The amount of attention new projects need can also be challenging. If you think about different types of babies, human babies require quite a lot of attention, while some animal species have babies that are quite self-sufficient only hours after their birth. I think this is one thing I often don't think about, when I am planning new projects: how much attention they will need at the start.
And it's not just a reflection of how much work the actual project will entail, rather, it's an indication of how much work it will take you to do the work of the project. For example, if your new project is to meditate for an hour a day, that pretty much takes one hour a day. It doesn't require a lot of attention beyond that. There isn't a lot of preparation or after-care that you need to do. If, your new project is to go to the gym for an hour a day, that project will require more attention. You still have the hour commitment, but now you also have driving time involved. And, you may need to spend time working out a good schedule, so that your gym time works with the rest of your commitments (and the gym hours). And finally, you will probably want to shower afterwards, so that is one more thing to take into account...and plan for.

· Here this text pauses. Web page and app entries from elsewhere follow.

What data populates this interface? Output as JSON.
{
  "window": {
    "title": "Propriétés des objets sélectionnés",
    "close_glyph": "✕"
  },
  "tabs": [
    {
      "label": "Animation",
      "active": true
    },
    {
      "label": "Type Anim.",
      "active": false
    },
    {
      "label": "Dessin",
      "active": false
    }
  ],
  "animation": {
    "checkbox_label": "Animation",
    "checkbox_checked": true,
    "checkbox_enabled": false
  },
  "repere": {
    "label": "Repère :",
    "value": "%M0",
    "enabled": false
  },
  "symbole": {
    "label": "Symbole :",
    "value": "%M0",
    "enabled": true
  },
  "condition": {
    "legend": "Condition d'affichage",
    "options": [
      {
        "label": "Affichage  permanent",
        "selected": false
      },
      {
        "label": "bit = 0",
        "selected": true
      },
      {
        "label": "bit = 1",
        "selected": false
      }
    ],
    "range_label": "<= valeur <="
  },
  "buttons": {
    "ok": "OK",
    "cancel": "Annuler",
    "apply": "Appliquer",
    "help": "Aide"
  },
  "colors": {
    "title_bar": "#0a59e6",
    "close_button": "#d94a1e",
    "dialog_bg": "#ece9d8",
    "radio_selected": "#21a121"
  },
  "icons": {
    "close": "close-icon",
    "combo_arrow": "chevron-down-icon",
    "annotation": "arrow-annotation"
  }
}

Now, both of these things don't actually require a lot of attention throughout the rest of your day. I don't tend to spend a lot of time thinking about an upcoming workout or meditation. But sometimes your projects have unexpected preparations that come in the form of mental attention as well as preparation. Take my Year of Magic. I am quickly learning that this requires a LOT more planning and attention than I had thought it would.
Two years ago, I did a Year of Moons, where I wrote about the moon phases all year long. That means, coming up with something to write about that particular moon and phase every 3-5 days. I thought this prepared me for a Year of Magic, after all, I'm already doing magic throughout the year, so it can't be that much more, can it?
But, I forgot that I am a discovery writer. Which means that I barely plan out what I am going to write, and mostly write off the top of my head. Before my Year of Moons, I had done my homework. I had looked up (and made basic notes) on each of the full moons throughout the year, and of course about each of the moon phases. So each new one, it was simply a matter of looking at my notes, picking the theme (from the full moon, like family or gratitude) and seeing how it related to the type of energy (from the moon phase, such as facing challenges or releasing). With those two basic prompts, I could easily write the rest of my thoughts out.
What I didn't consider, with a Year of Magic, is that I would have to plan and think about a lot of my activities, as I went. So even knowing that I wanted to work on feeding my hungers this moon cycle, and knowing that Imbolc was coming up, I still had to sit down, plan my actions for the day (and look at the upcoming days, to make sure everything got done in time). On top of this, I found myself thinking about my plans throughout the day. I had to keep coming back to my project, to my plans, to my ideas, so that I could actually work on them when the time came. Without all this thought and attention, I wouldn't be prepared when the Sabbat rolled around, or when it was time to set goals or reflect back on what had already happened.
New projects can be exciting, and it is really fun when we start to see the changes happening. But we need to stay mindful of the health of our new project! Tend to it, like we would a newborn. Watch it's vital signs, to see if we need to adjust our actions to better suit it's needs. The more we tune into this state of a project's growth, the easier the rest of the project will go!